I watched this scene knowing I’d experienced it, at least in part, as I expect many, many people have. Sex is coercion, or can be, and you can’t always place how you feel about an act until it’s already happened, and it’s too late, especially when it’s quick to happen like this is. Sex with the wrong partner can also be completely out of your control, as it is here. I know now the apartment is a warning sign, a get-out-cue if there ever was one. If nails, and trash, and someone else’s heels are on the floor, you shouldn’t be there, it’s time to leave. But knowing when to trust and not trust someone can be a tricky thing, and it’s important we see that, that it’s a TV story line that’s told, and not a shameful detail we tell as a joke, a lesson learned, or regret. When to revoke trust is also key, is no longer a clean-cut case of boyfriend and lover, with respect and consent as revocable attributes at any point of the night, even, and especially, during.

I also wonder if we’ve seen this scenario before, just set in a cleaner, brighter room, played completely for comedy. In numerous Sex and the City episodes, each of the characters encounters bad, grimace-worthy sex, which they’d rather they hadn’t had. Charlotte (played by Kristin Davis) may not have told men to stop mid-way, but she sure looked like she wanted to. She cringed as a man called her a whore (apparently involuntarily) and waited for it to be over. Miranda (played by Cynthia Nixon) is degraded as a partner insists on watching porn during sex, paying little to no attention to her, and when a man says she’ll enjoy an oral sex act she’s never tried, she refuses then changes her mind mid-way. And perhaps most notably, when Carrie (Sarah Jessica Parker) sees Jack Berger’s apartment for the first time, she tells him she’s seen it all, including dead bodies. “Men left to their own devices,” she says.

And can anyone say, in good conscience, that Joey Tribbiani wasn’t a massive sexual offender/predator/probably on a wanted poster somewhere? But until recently, sex on TV, for the most part, has been played for laughs. So discussion, and a change, is welcome.

This penultimate episode of Girls leaves us precariously wondering what happens next, what resolution, if any, we’ll find before summer break. The set-up suggests that Hannah and Adam will reunite, somehow, following his forced break from this new girlfriend. That Hannah and Adam are both on a disaster course ready to destroy themselves and others in any order.

But if they end up together, I’ll stop watching. If that’s where this is heading, I don’t want in. How Adam’s indiscretion is dealt with in the next episode will tell us everything about Girls and the ground it’s prepared to cover. After this, Adam can’t be love-interest-extraordinaire, but only ex-boyfriend, approach-with-caution. Everyone makes mistakes, sure, but a temporary flailing (such as Marnie’s quarter life crisis, or Hannah’s OCD episode) can only explain so much, it can’t diminish responsibility. And Adam’s beyond reproach now. He’s not Chris Noth by any stretch of the imagination. And Mr. Big was a real dick some times, let’s be honest. He didn’t always act responsibly, didn’t deserve Carrie’s undying attention and advances. But he didn’t do this (that we know of).

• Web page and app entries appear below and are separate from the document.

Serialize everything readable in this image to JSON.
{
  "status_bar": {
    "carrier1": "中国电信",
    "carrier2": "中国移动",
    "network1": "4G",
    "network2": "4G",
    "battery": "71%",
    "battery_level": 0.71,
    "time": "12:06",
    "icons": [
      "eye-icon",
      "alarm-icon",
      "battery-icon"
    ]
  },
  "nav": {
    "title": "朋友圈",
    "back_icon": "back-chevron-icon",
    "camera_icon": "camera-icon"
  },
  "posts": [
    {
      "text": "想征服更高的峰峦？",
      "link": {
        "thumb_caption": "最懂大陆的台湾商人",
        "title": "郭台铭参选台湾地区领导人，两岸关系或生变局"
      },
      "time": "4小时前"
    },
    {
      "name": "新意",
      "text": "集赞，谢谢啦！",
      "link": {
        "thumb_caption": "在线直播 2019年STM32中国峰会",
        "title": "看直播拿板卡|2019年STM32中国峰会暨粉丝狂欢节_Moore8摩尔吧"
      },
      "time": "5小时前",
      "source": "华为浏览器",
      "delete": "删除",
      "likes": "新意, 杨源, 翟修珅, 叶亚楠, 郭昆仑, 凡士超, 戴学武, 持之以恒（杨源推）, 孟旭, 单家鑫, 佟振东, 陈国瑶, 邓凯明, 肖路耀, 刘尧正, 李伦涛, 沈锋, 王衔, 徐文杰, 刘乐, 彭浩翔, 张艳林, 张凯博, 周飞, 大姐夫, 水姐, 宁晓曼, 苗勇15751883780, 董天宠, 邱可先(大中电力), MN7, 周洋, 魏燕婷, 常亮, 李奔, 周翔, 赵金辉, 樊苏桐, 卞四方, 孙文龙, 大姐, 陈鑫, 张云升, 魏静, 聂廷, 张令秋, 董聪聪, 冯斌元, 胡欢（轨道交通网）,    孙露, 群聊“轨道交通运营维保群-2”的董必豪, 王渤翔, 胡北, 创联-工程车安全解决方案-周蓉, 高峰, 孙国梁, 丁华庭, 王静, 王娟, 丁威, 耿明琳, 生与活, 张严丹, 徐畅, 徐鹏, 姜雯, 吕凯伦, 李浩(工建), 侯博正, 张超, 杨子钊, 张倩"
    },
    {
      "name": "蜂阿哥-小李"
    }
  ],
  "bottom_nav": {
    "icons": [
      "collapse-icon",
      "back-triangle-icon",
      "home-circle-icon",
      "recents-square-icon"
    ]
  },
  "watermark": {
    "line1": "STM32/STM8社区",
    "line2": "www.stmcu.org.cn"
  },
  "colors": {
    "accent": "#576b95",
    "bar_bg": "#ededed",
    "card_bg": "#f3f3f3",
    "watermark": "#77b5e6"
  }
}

In episode 10, the police need to turn up, or there should be a discussion about what just happened. No more bullshit excuses. Adam’s not endearing anymore.  If there’s any sort of promise of a romantic way back from this, I’m finding other shows to watch. Maybe like Nashville. Who knows? But I’m out.